Here’s a terse, direct, almost telegraphic tale of South Africa, race, danger, immaculate whiteness and denial. It’s haunting, disturbing—reminiscent of J. M. Coetzee himself. Dawn Promislow is another hugely promising writer dg discovered when he read her fine first collection Jewels (the collection from which this story is taken) while jurying for the 2011 Danuta Gleed Literary Award. Of this book, Jim Bartley wrote in the Globe and Mail:
At their best, the stories have a compression of description and a simplicity of narrative arc that can indeed be jewel-like in lucidity. The real strength of the collection is its success at bridging the polarities of race and class that so distress its liberal white folks, characters whose pained awareness of the brutally enforced otherness of black lives forms the spine of many stories.
Between and within stories, Promislow shifts us repeatedly from white households to the lives of the servants who do their dull and dirty work.
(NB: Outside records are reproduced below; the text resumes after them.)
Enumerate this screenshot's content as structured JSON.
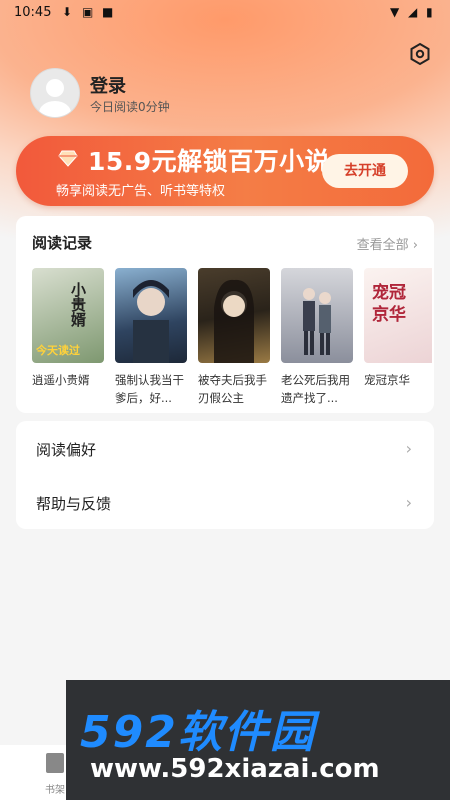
{
  "status_bar": {
    "time": "10:45"
  },
  "profile": {
    "login_label": "登录",
    "reading_today": "今日阅读0分钟"
  },
  "vip_banner": {
    "price_text": "15.9元解锁百万小说",
    "description": "畅享阅读无广告、听书等特权",
    "button_label": "去开通"
  },
  "reading_history": {
    "title": "阅读记录",
    "see_all": "查看全部 ›",
    "books": [
      {
        "title": "逍遥小贵婿",
        "cover_text": "小贵婿",
        "cover_badge": "今天读过",
        "colors": [
          "#c9d3c1",
          "#8aa07a"
        ]
      },
      {
        "title": "强制认我当干爹后，好...",
        "colors": [
          "#5b7c9a",
          "#2a3a4e"
        ]
      },
      {
        "title": "被夺夫后我手刃假公主",
        "colors": [
          "#3b3226",
          "#8a6a3c"
        ]
      },
      {
        "title": "老公死后我用遗产找了...",
        "colors": [
          "#c8c9cf",
          "#6a6e7c"
        ]
      },
      {
        "title": "宠冠京华",
        "cover_text": "宠冠京华",
        "colors": [
          "#f6ece8",
          "#e9cfd1"
        ]
      }
    ]
  },
  "menu": {
    "items": [
      {
        "label": "阅读偏好",
        "chevron": "›"
      },
      {
        "label": "帮助与反馈",
        "chevron": "›"
      }
    ]
  },
  "bottom_tab": {
    "label": "书架"
  },
  "watermark": {
    "big": "592软件园",
    "url": "www.592xiazai.com"
  }
}
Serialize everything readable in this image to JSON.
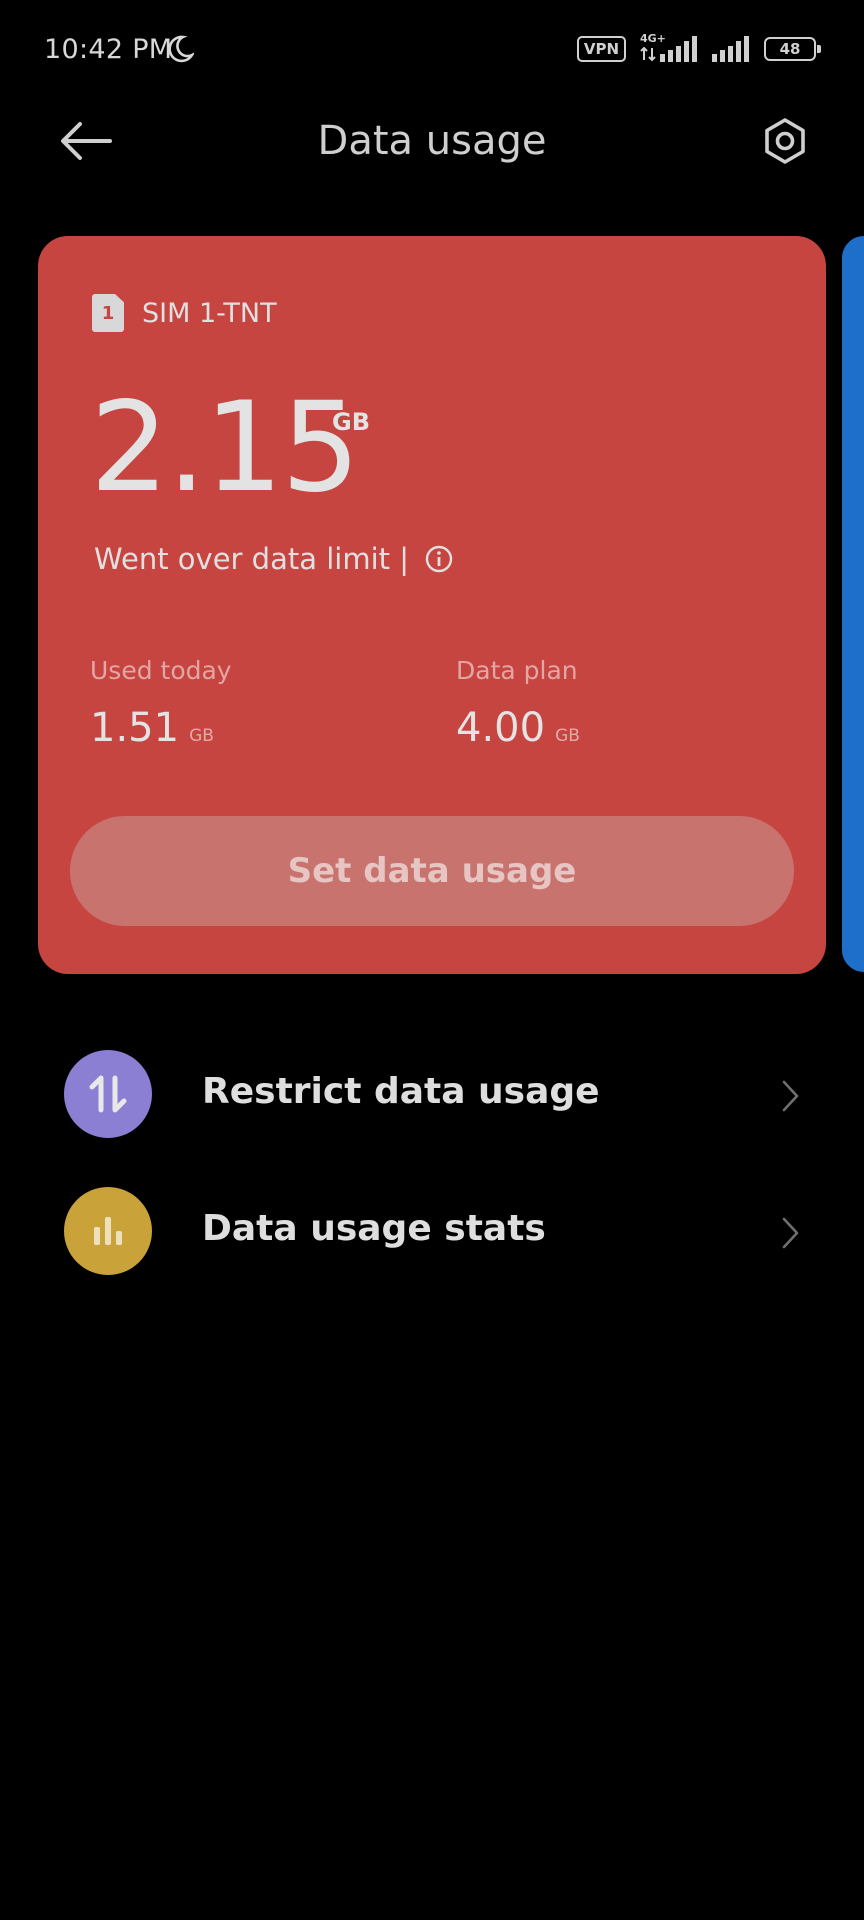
{
  "status_bar": {
    "time": "10:42 PM",
    "vpn": "VPN",
    "network_type": "4G+",
    "battery": "48"
  },
  "header": {
    "title": "Data usage"
  },
  "card": {
    "sim_number": "1",
    "sim_name": "SIM 1-TNT",
    "usage_value": "2.15",
    "usage_unit": "GB",
    "status_text": "Went over data limit |",
    "used_today_label": "Used today",
    "used_today_value": "1.51",
    "used_today_unit": "GB",
    "data_plan_label": "Data plan",
    "data_plan_value": "4.00",
    "data_plan_unit": "GB",
    "button_label": "Set data usage",
    "color": "#c74541"
  },
  "list": [
    {
      "label": "Restrict data usage",
      "icon": "up-down-arrows-icon",
      "color": "#8b7fd4"
    },
    {
      "label": "Data usage stats",
      "icon": "bar-chart-icon",
      "color": "#c9a33a"
    }
  ]
}
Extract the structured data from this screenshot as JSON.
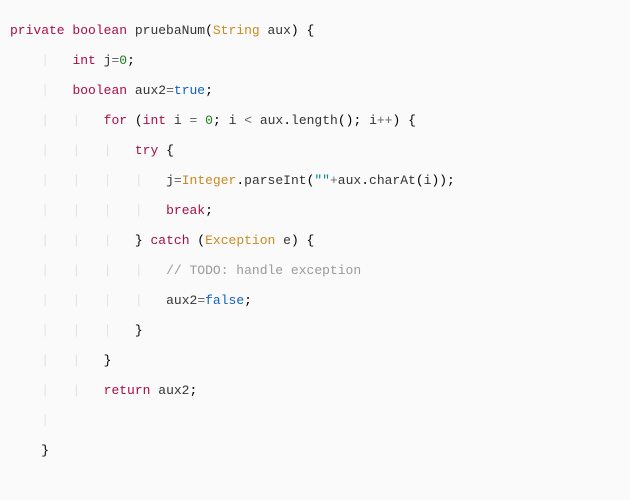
{
  "code": {
    "kw_private": "private",
    "kw_boolean": "boolean",
    "kw_int": "int",
    "kw_for": "for",
    "kw_try": "try",
    "kw_break": "break",
    "kw_catch": "catch",
    "kw_return": "return",
    "type_string": "String",
    "type_integer": "Integer",
    "type_exception": "Exception",
    "bool_true": "true",
    "bool_false": "false",
    "num_zero_a": "0",
    "num_zero_b": "0",
    "str_empty": "\"\"",
    "comment_todo": "// TODO: handle exception",
    "id_method": "pruebaNum",
    "id_aux": "aux",
    "id_j": "j",
    "id_aux2": "aux2",
    "id_i": "i",
    "id_e": "e",
    "call_length": "length",
    "call_parseInt": "parseInt",
    "call_charAt": "charAt"
  }
}
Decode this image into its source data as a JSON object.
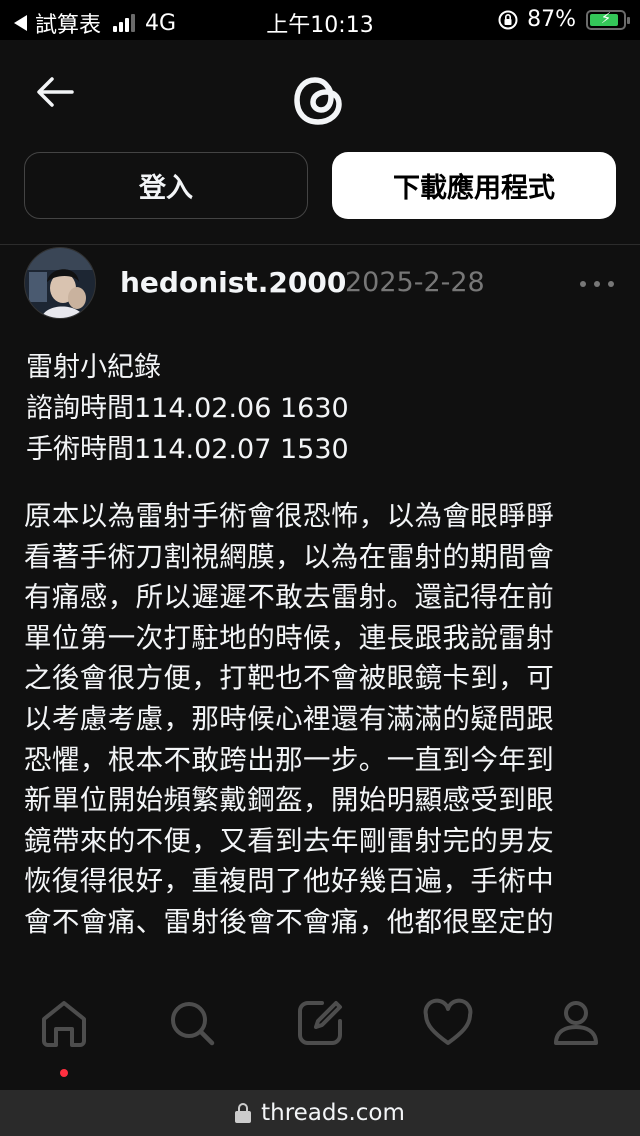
{
  "status_bar": {
    "back_app": "試算表",
    "network": "4G",
    "time": "上午10:13",
    "battery_percent": "87%",
    "battery_level": 0.87
  },
  "header": {
    "login_label": "登入",
    "download_label": "下載應用程式"
  },
  "post": {
    "username": "hedonist.2000",
    "date": "2025-2-28",
    "intro_lines": [
      "雷射小紀錄",
      "諮詢時間114.02.06 1630",
      "手術時間114.02.07 1530"
    ],
    "paragraph_lines": [
      "原本以為雷射手術會很恐怖，以為會眼睜睜",
      "看著手術刀割視網膜，以為在雷射的期間會",
      "有痛感，所以遲遲不敢去雷射。還記得在前",
      "單位第一次打駐地的時候，連長跟我說雷射",
      "之後會很方便，打靶也不會被眼鏡卡到，可",
      "以考慮考慮，那時候心裡還有滿滿的疑問跟",
      "恐懼，根本不敢跨出那一步。一直到今年到",
      "新單位開始頻繁戴鋼盔，開始明顯感受到眼",
      "鏡帶來的不便，又看到去年剛雷射完的男友",
      "恢復得很好，重複問了他好幾百遍，手術中",
      "會不會痛、雷射後會不會痛，他都很堅定的"
    ]
  },
  "nav": {
    "icons": [
      "home-icon",
      "search-icon",
      "compose-icon",
      "heart-icon",
      "profile-icon"
    ],
    "active": "home"
  },
  "url_bar": {
    "domain": "threads.com"
  },
  "colors": {
    "background": "#101010",
    "text": "#f3f5f7",
    "muted": "#777777",
    "notification_dot": "#ff3040"
  }
}
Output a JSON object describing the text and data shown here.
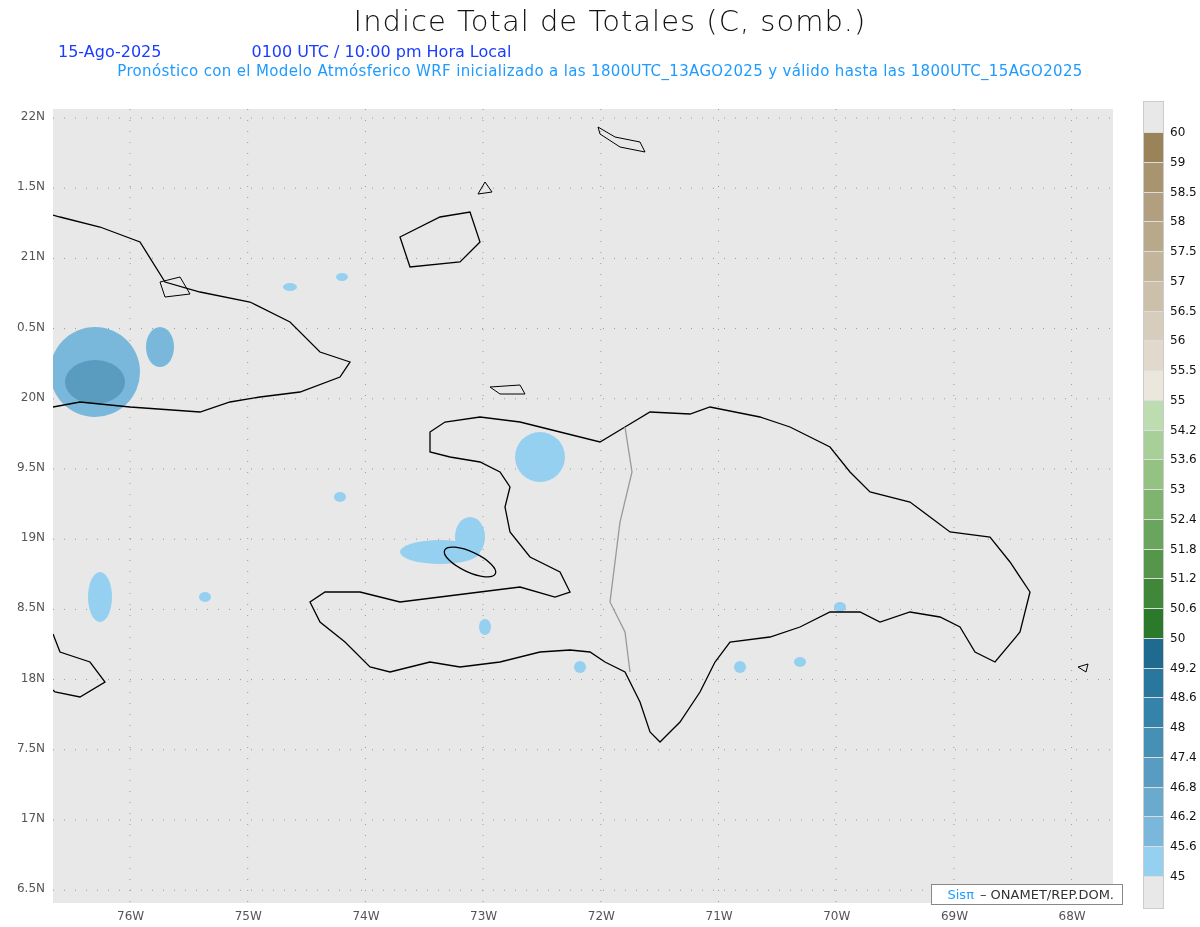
{
  "title": "Indice Total de Totales (C, somb.)",
  "date": "15-Ago-2025",
  "time": "0100 UTC / 10:00 pm Hora Local",
  "subtitle": "Pronóstico con el Modelo Atmósferico WRF inicializado a las 1800UTC_13AGO2025 y válido hasta las  1800UTC_15AGO2025",
  "y_axis": [
    "22N",
    "1.5N",
    "21N",
    "0.5N",
    "20N",
    "9.5N",
    "19N",
    "8.5N",
    "18N",
    "7.5N",
    "17N",
    "6.5N"
  ],
  "x_axis": [
    "76W",
    "75W",
    "74W",
    "73W",
    "72W",
    "71W",
    "70W",
    "69W",
    "68W"
  ],
  "credit": {
    "logo": "Sisπ",
    "text": "– ONAMET/REP.DOM."
  },
  "colorbar": {
    "segments": [
      {
        "label": "60",
        "color": "#9a8259"
      },
      {
        "label": "59",
        "color": "#a99470"
      },
      {
        "label": "58.5",
        "color": "#b19f7f"
      },
      {
        "label": "58",
        "color": "#b9a98b"
      },
      {
        "label": "57.5",
        "color": "#c3b59c"
      },
      {
        "label": "57",
        "color": "#ccc0aa"
      },
      {
        "label": "56.5",
        "color": "#d6cdbc"
      },
      {
        "label": "56",
        "color": "#e1d9cc"
      },
      {
        "label": "55.5",
        "color": "#ece7dd"
      },
      {
        "label": "55",
        "color": "#bddcaf"
      },
      {
        "label": "54.2",
        "color": "#a7cf97"
      },
      {
        "label": "53.6",
        "color": "#93c283"
      },
      {
        "label": "53",
        "color": "#7eb46e"
      },
      {
        "label": "52.4",
        "color": "#69a55c"
      },
      {
        "label": "51.8",
        "color": "#55964b"
      },
      {
        "label": "51.2",
        "color": "#40873a"
      },
      {
        "label": "50.6",
        "color": "#2b7a2b"
      },
      {
        "label": "50",
        "color": "#1e6b8f"
      },
      {
        "label": "49.2",
        "color": "#2a779d"
      },
      {
        "label": "48.6",
        "color": "#3683a9"
      },
      {
        "label": "48",
        "color": "#4790b5"
      },
      {
        "label": "47.4",
        "color": "#589dc1"
      },
      {
        "label": "46.8",
        "color": "#69aacd"
      },
      {
        "label": "46.2",
        "color": "#79b8da"
      },
      {
        "label": "45.6",
        "color": "#96d0f0"
      }
    ],
    "bottom_label": "45"
  }
}
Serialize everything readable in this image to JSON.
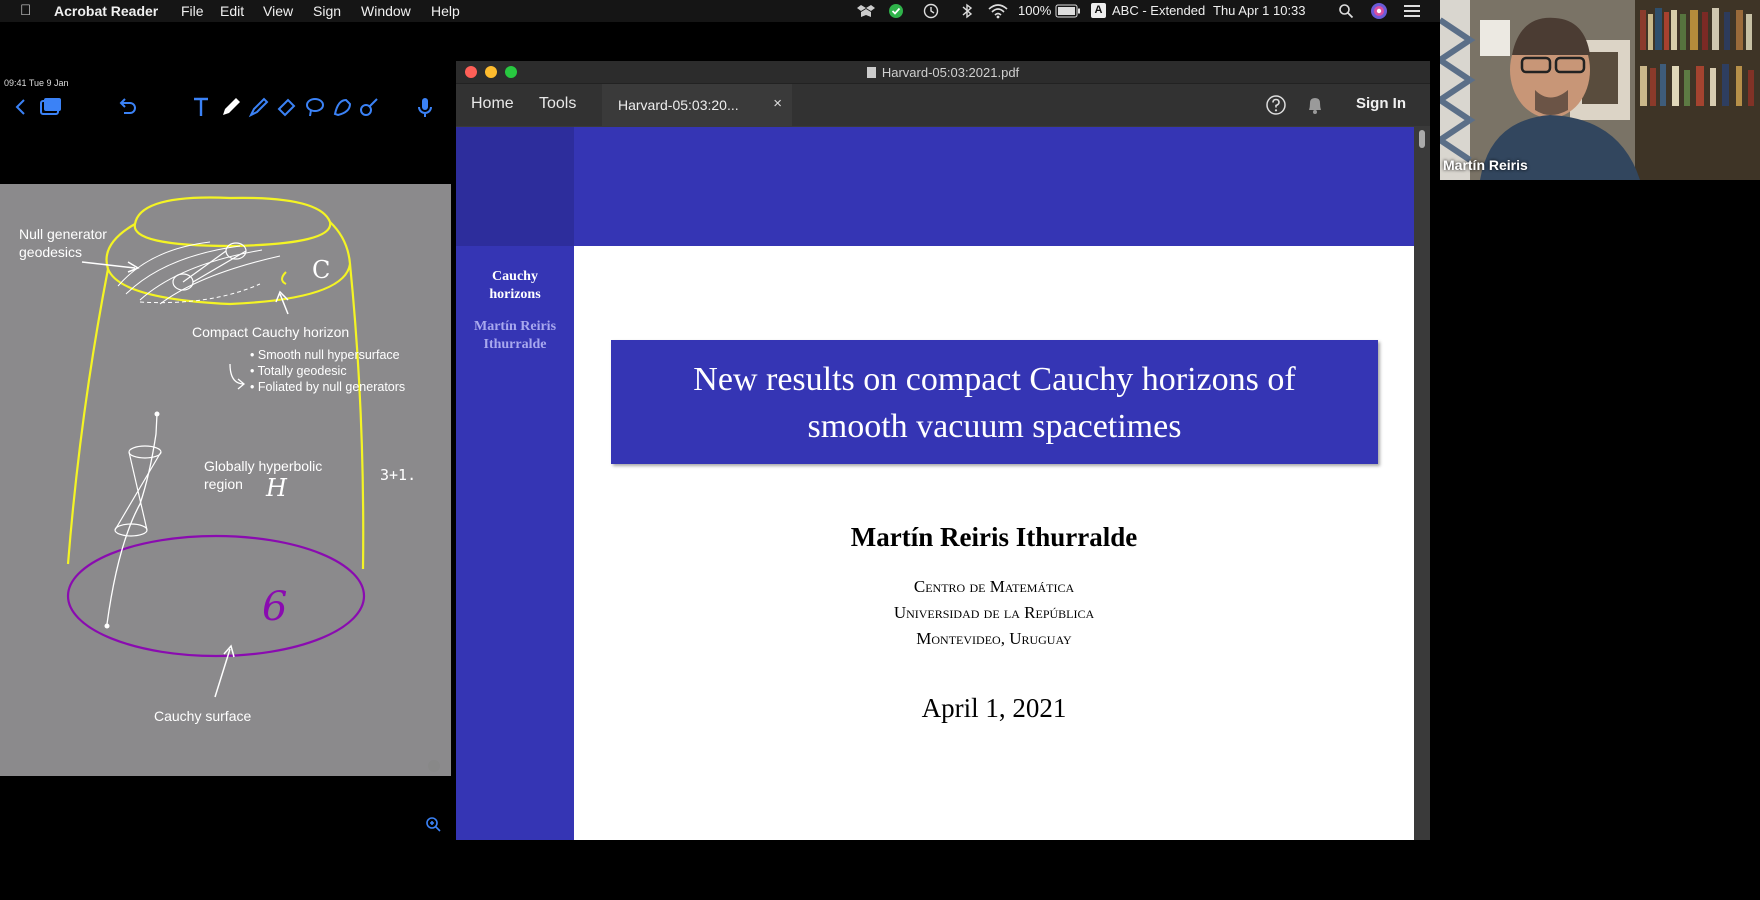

We’re admitted to both worlds, yet the essential otherness of the black world remains intact, never allowing us to forget the entrenched privilege distorting the white viewpoint. The deadlocked society of apartheid is strikingly rendered.
Dawn Promislow was born and raised in South Africa, but has lived in Toronto since 1987. Jewels and Other Stories was published by Tsar Books in 2010. One of the collection’s stories was short-listed for UK-based Wasafiri‘s New Writing Prize 2009, while the title story was anthologized in TOK: Writing the New Toronto, Book 5. Jewels and Other Stories will be launched in South Africa next month (September). It has been long-listed for the Frank O’Connor Short Story Award 2011. You can read an interview with Dawn Promislow here at Open Book Ontario and another one here at Rob McLennan’s Blog. And here is another review of the book.
A Short Story by Dawn Promislow
The grapefruit was sharp in my mouth when I read the report. I was on the terrace, the morning sun filtering through the trees – a hot, still day it would be. It was one of those reports we read all the time, back then. Attempted sabotage of power plant. Et cetera. I got tired of it. I turned to the theatre listings – I was to book tickets for a play.
And then I went in to dress. There was my face, wan in the morning light, I remember it, that day.
My husband mentioned it a few days later. He said there was a colleague’s friend who needed somewhere to stay – a few weeks, that was all. Someone involved in the recent attempt. He’d stay in the garden room, there was a bathroom there, we’d not need to see him. Is this necessary Howard, I said. It’s necessary, yes, he said, you know it’s necessary. We had had someone else like this stay once, in that room. My husband was not afraid; I was not either. He thought the police would never touch him. I told the servants a man from Howard’s work would be in the room for a few weeks. They weren’t much interested, of course. I told them not to bother him, he’d take care of the room himself.
A few days later he came home with my husband. He shook my hand. Thank you, thank you, he said. I’ll be moving on soon. It’ll be alright, my husband said, it’ll be fine. The three of us had a drink. It was a strange time, then.
And then I forgot about it. Or I tried to forget about it. I never saw him. Howard said he had books with him. He was a university professor, before. At night, very late, he had visitors, the servants told me that. The visitors came in cars, headlights pooling in the darkness, they let themselves in at the side gate, I never heard them. My husband assured me, again, he’d be gone soon.
I had my own preoccupations. The children, both, finally away at university. I was free. I was working, then, on my series – the white series. You’ve seen it. It was before then that I started it.